finds the Ring restored and a most unusual second ring granted to him.
Interesting use of imagery and symmetry.
Title: Not One of Us · Author: StarLight9 · Races: Cross-Cultural:
Elves and Men · ID: 542
Reviewer: Larner · 2008-09-30 06:00:28
Raised among Elves, Estel was yet forcibly reminded, again and again,
that he was not an Elf himself. But in the Valour Contest, where the
skills of the younglings were tested, Estel proved to be capable in
ways no one had thought would be needful that day.
Perseverence and the responsibility bred into the Heir of Isildur win
Title: Now the Green Blade Riseth · Author: annmarwalk · Genres:
Drama: Ring War Drabbles · ID: 37
Reviewer: Nancy Brooke · 2008-09-30 15:33:20
This is a moment when the brevity of the drabble form really adds to
the content. With more words, this might have been over wrought, but
as a drabble feelings and actions remain between the lines and, to my
way of thinking, come off all the stronger for having to be fully
imagined. Plus, one can well imagine the gaffer being a Hobbit of few
words. It's also a nice touch that Sam trades in his sword for little
green blades of growing things, and that those same blades bring peace
to the Shire inhabitants.
Title: Courage · Author: annmarwalk · Genres: Humor: Gondor · ID: 41
Reviewer: Nancy Brooke · 2008-09-30 15:36:43
Nicely spooled out. I didn't guess the riddle until told the answer
and was happier that way. And, being as I live in a place where this
item is served ceremoniously at Christmas and Thankgiving, this
vignette was especially fun.
Title: A Sea Visit · Author: Elen Kortirion · Genres: Humor: Drabbles
· ID: 96
Reviewer: Nancy Brooke · 2008-09-30 15:40:55
Curious and amusing.
Title: Tangled Webs · Author: Ribby · Races: Men: Gondor Drabbles ·
Reviewer: Nancy Brooke · 2008-09-30 15:42:33
This is lovely; I was glad to have the summary. Without it I don't
think I would have understood the reference.
Title: The Last Stand · Author: Rhapsody · Times: First Age and Prior

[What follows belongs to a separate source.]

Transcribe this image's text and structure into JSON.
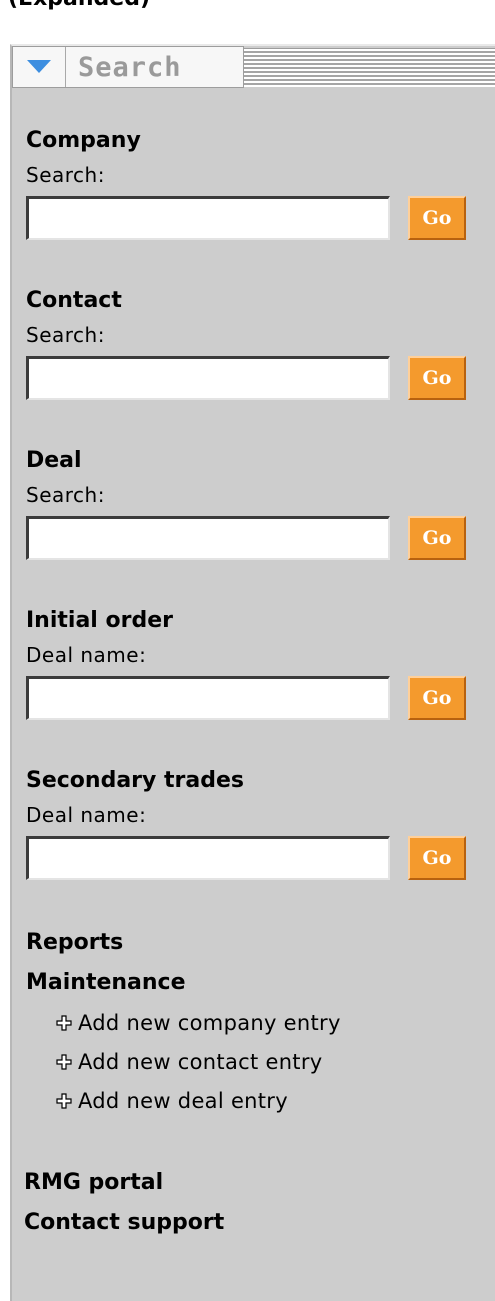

· ID: 82
Reviewer: Oshun · 2008-09-30 21:56:41
Not marking spoilers, because unless one considers knowledge of the
original text still a spoiler for you (shame on you! LOL) this review
will not detract from your enjoyment of this story. "Unnumbered
Tears"? I can vouch for that. I am not a crier, either while reading
or watching movies, but every time I read Rhapsody's [The Last Stand]
it brings me to tears.
In her account of the greatest and most important battle of the First
Age, she touches on so many of the key and most significant points in
such a short piece and with such skill and emotion. This is a must
read for anyone, either confirmed Silm-geek or LotR reader who has
often wondered what all the emotion of Silm aficionados come from when
this particular event is raised.
The heart-rending tragedy of the Nirnaeth Arnoediad or the Battle of
Unnumbered Tears, organized largely by Maedhros, is that the Elves and
Men who participated in that great confrontation could almost taste
victory, but it went down into the last great defeat of the Elves
through a combination of betrayal and the short-sighted lack of the
entire support of all of their potential allies. Thingol, in his
increasing resentment and mistrust of the Noldor, withheld his
potentially significant support. Turgon, forced to guard his, in my
opinion great folly, of the hidden city of Gondolin, brought only
10,000 men. The principled and selfless heroism of the two greatest
warriors of Doriath, Beleg and Mablung, is shown in their response to
word of the preparations for that battle. They obtain leave of Thingol
to go alone, unable to turn their backs on this enormous effort to
finally unseat Morgoth.
Rhapsody tells a poignant could-have-happened-this-way detail of the
end of that battle and the result of it for Mablung and Beleg. The
whole first section, written from the point of view of Ecthelion of
Gondolin, show him to be a hero in the best sense and a truly
admirable man. Yet his voice is pricelessly and effectively that of a
haughty Noldo, a beautifully balanced character study. He is my
favorite part of the piece.
And, through their choices, Mablung and Beleg away changed and wiser.
I have to repeat this is a must-read and highly original and deeply
moving account of one of most important events recounted in The
Silmarillion. (And it is really short! Wow!)